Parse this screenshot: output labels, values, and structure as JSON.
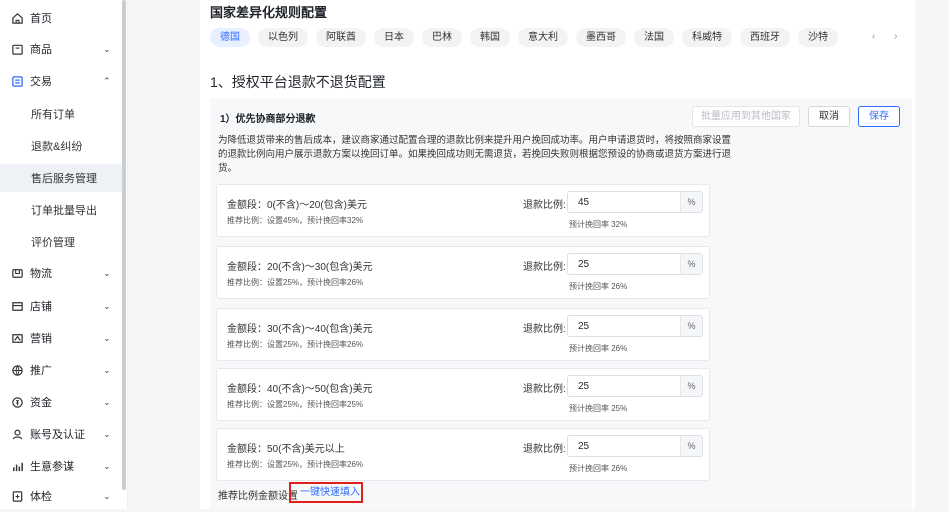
{
  "sidebar": {
    "items": [
      {
        "label": "首页",
        "icon": "home-icon",
        "chevron": ""
      },
      {
        "label": "商品",
        "icon": "product-icon",
        "chevron": "⌄"
      },
      {
        "label": "交易",
        "icon": "order-icon",
        "chevron": "⌃"
      },
      {
        "label": "物流",
        "icon": "truck-icon",
        "chevron": "⌄"
      },
      {
        "label": "店铺",
        "icon": "shop-icon",
        "chevron": "⌄"
      },
      {
        "label": "营销",
        "icon": "marketing-icon",
        "chevron": "⌄"
      },
      {
        "label": "推广",
        "icon": "promotion-icon",
        "chevron": "⌄"
      },
      {
        "label": "资金",
        "icon": "money-icon",
        "chevron": "⌄"
      },
      {
        "label": "账号及认证",
        "icon": "user-icon",
        "chevron": "⌄"
      },
      {
        "label": "生意参谋",
        "icon": "analytics-icon",
        "chevron": "⌄"
      },
      {
        "label": "体检",
        "icon": "checkup-icon",
        "chevron": "⌄"
      }
    ],
    "trade_sub": [
      "所有订单",
      "退款&纠纷",
      "售后服务管理",
      "订单批量导出",
      "评价管理"
    ],
    "selected_sub": "售后服务管理"
  },
  "main": {
    "country_title": "国家差异化规则配置",
    "tabs": [
      "德国",
      "以色列",
      "阿联酋",
      "日本",
      "巴林",
      "韩国",
      "意大利",
      "墨西哥",
      "法国",
      "科威特",
      "西班牙",
      "沙特"
    ],
    "active_tab": "德国",
    "tab_arrows": "‹ ›",
    "section_title": "1、授权平台退款不退货配置",
    "panel": {
      "head": "1）优先协商部分退款",
      "batch_button": "批量应用到其他国家",
      "cancel_button": "取消",
      "save_button": "保存",
      "description": "为降低退货带来的售后成本，建议商家通过配置合理的退款比例来提升用户挽回成功率。用户申请退货时，将按照商家设置的退款比例向用户展示退款方案以挽回订单。如果挽回成功则无需退货，若挽回失败则根据您预设的协商或退货方案进行退货。",
      "ratio_label": "退款比例:",
      "pct_unit": "%",
      "rows": [
        {
          "range": "金额段：0(不含)～20(包含)美元",
          "tip": "推荐比例：设置45%，预计挽回率32%",
          "value": "45",
          "estimate": "预计挽回率 32%"
        },
        {
          "range": "金额段：20(不含)～30(包含)美元",
          "tip": "推荐比例：设置25%，预计挽回率26%",
          "value": "25",
          "estimate": "预计挽回率 26%"
        },
        {
          "range": "金额段：30(不含)～40(包含)美元",
          "tip": "推荐比例：设置25%，预计挽回率26%",
          "value": "25",
          "estimate": "预计挽回率 26%"
        },
        {
          "range": "金额段：40(不含)～50(包含)美元",
          "tip": "推荐比例：设置25%，预计挽回率25%",
          "value": "25",
          "estimate": "预计挽回率 25%"
        },
        {
          "range": "金额段：50(不含)美元以上",
          "tip": "推荐比例：设置25%，预计挽回率26%",
          "value": "25",
          "estimate": "预计挽回率 26%"
        }
      ],
      "footer_text": "推荐比例金额设置",
      "quick_fill": "一键快速填入"
    }
  },
  "colors": {
    "accent": "#2f6bff",
    "highlight_border": "#e0201a"
  }
}
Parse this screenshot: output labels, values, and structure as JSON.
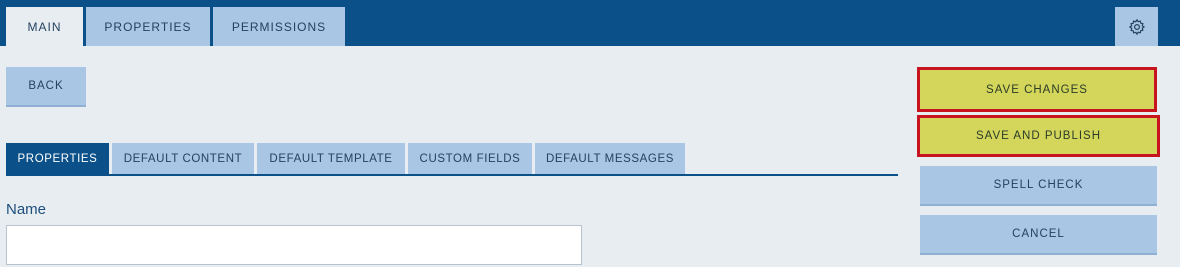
{
  "top_tabs": [
    {
      "label": "MAIN",
      "active": true
    },
    {
      "label": "PROPERTIES",
      "active": false
    },
    {
      "label": "PERMISSIONS",
      "active": false
    }
  ],
  "settings_icon": "gear-icon",
  "back_label": "BACK",
  "sub_tabs": [
    {
      "label": "PROPERTIES",
      "active": true
    },
    {
      "label": "DEFAULT CONTENT",
      "active": false
    },
    {
      "label": "DEFAULT TEMPLATE",
      "active": false
    },
    {
      "label": "CUSTOM FIELDS",
      "active": false
    },
    {
      "label": "DEFAULT MESSAGES",
      "active": false
    }
  ],
  "form": {
    "name_label": "Name",
    "name_value": ""
  },
  "actions": {
    "save_changes": "SAVE CHANGES",
    "save_and_publish": "SAVE AND PUBLISH",
    "spell_check": "SPELL CHECK",
    "cancel": "CANCEL"
  },
  "colors": {
    "primary": "#0b5089",
    "tab_inactive": "#a9c6e4",
    "highlight_fill": "#d3d65a",
    "highlight_border": "#c8141e"
  }
}
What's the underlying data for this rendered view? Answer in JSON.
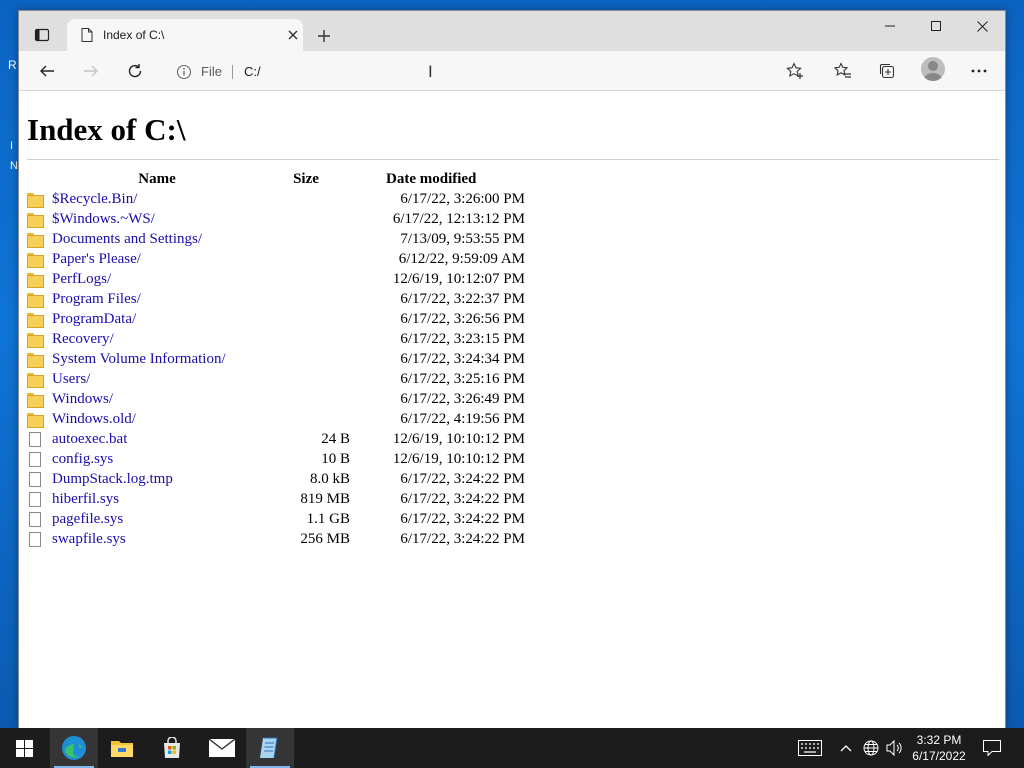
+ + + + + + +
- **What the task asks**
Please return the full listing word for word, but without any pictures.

- **Written response**
Parse this screenshot: output labels, values, and structure as JSON.
{
  "sidebar": {
    "items": [
      {
        "label": "首页",
        "icon": "home-icon",
        "chevron": ""
      },
      {
        "label": "商品",
        "icon": "product-icon",
        "chevron": "⌄"
      },
      {
        "label": "交易",
        "icon": "order-icon",
        "chevron": "⌃"
      },
      {
        "label": "物流",
        "icon": "truck-icon",
        "chevron": "⌄"
      },
      {
        "label": "店铺",
        "icon": "shop-icon",
        "chevron": "⌄"
      },
      {
        "label": "营销",
        "icon": "marketing-icon",
        "chevron": "⌄"
      },
      {
        "label": "推广",
        "icon": "promotion-icon",
        "chevron": "⌄"
      },
      {
        "label": "资金",
        "icon": "money-icon",
        "chevron": "⌄"
      },
      {
        "label": "账号及认证",
        "icon": "user-icon",
        "chevron": "⌄"
      },
      {
        "label": "生意参谋",
        "icon": "analytics-icon",
        "chevron": "⌄"
      },
      {
        "label": "体检",
        "icon": "checkup-icon",
        "chevron": "⌄"
      }
    ],
    "trade_sub": [
      "所有订单",
      "退款&纠纷",
      "售后服务管理",
      "订单批量导出",
      "评价管理"
    ],
    "selected_sub": "售后服务管理"
  },
  "main": {
    "country_title": "国家差异化规则配置",
    "tabs": [
      "德国",
      "以色列",
      "阿联酋",
      "日本",
      "巴林",
      "韩国",
      "意大利",
      "墨西哥",
      "法国",
      "科威特",
      "西班牙",
      "沙特"
    ],
    "active_tab": "德国",
    "tab_arrows": "‹ ›",
    "section_title": "1、授权平台退款不退货配置",
    "panel": {
      "head": "1）优先协商部分退款",
      "batch_button": "批量应用到其他国家",
      "cancel_button": "取消",
      "save_button": "保存",
      "description": "为降低退货带来的售后成本，建议商家通过配置合理的退款比例来提升用户挽回成功率。用户申请退货时，将按照商家设置的退款比例向用户展示退款方案以挽回订单。如果挽回成功则无需退货，若挽回失败则根据您预设的协商或退货方案进行退货。",
      "ratio_label": "退款比例:",
      "pct_unit": "%",
      "rows": [
        {
          "range": "金额段：0(不含)～20(包含)美元",
          "tip": "推荐比例：设置45%，预计挽回率32%",
          "value": "45",
          "estimate": "预计挽回率 32%"
        },
        {
          "range": "金额段：20(不含)～30(包含)美元",
          "tip": "推荐比例：设置25%，预计挽回率26%",
          "value": "25",
          "estimate": "预计挽回率 26%"
        },
        {
          "range": "金额段：30(不含)～40(包含)美元",
          "tip": "推荐比例：设置25%，预计挽回率26%",
          "value": "25",
          "estimate": "预计挽回率 26%"
        },
        {
          "range": "金额段：40(不含)～50(包含)美元",
          "tip": "推荐比例：设置25%，预计挽回率25%",
          "value": "25",
          "estimate": "预计挽回率 25%"
        },
        {
          "range": "金额段：50(不含)美元以上",
          "tip": "推荐比例：设置25%，预计挽回率26%",
          "value": "25",
          "estimate": "预计挽回率 26%"
        }
      ],
      "footer_text": "推荐比例金额设置",
      "quick_fill": "一键快速填入"
    }
  },
  "colors": {
    "accent": "#2f6bff",
    "highlight_border": "#e0201a"
  }
}
Parse this screenshot: output labels, values, and structure as JSON.
{
  "top_tabs": [
    {
      "label": "MAIN",
      "active": true
    },
    {
      "label": "PROPERTIES",
      "active": false
    },
    {
      "label": "PERMISSIONS",
      "active": false
    }
  ],
  "settings_icon": "gear-icon",
  "back_label": "BACK",
  "sub_tabs": [
    {
      "label": "PROPERTIES",
      "active": true
    },
    {
      "label": "DEFAULT CONTENT",
      "active": false
    },
    {
      "label": "DEFAULT TEMPLATE",
      "active": false
    },
    {
      "label": "CUSTOM FIELDS",
      "active": false
    },
    {
      "label": "DEFAULT MESSAGES",
      "active": false
    }
  ],
  "form": {
    "name_label": "Name",
    "name_value": ""
  },
  "actions": {
    "save_changes": "SAVE CHANGES",
    "save_and_publish": "SAVE AND PUBLISH",
    "spell_check": "SPELL CHECK",
    "cancel": "CANCEL"
  },
  "colors": {
    "primary": "#0b5089",
    "tab_inactive": "#a9c6e4",
    "highlight_fill": "#d3d65a",
    "highlight_border": "#c8141e"
  }
}
What's the underlying data for this rendered view? Answer in JSON.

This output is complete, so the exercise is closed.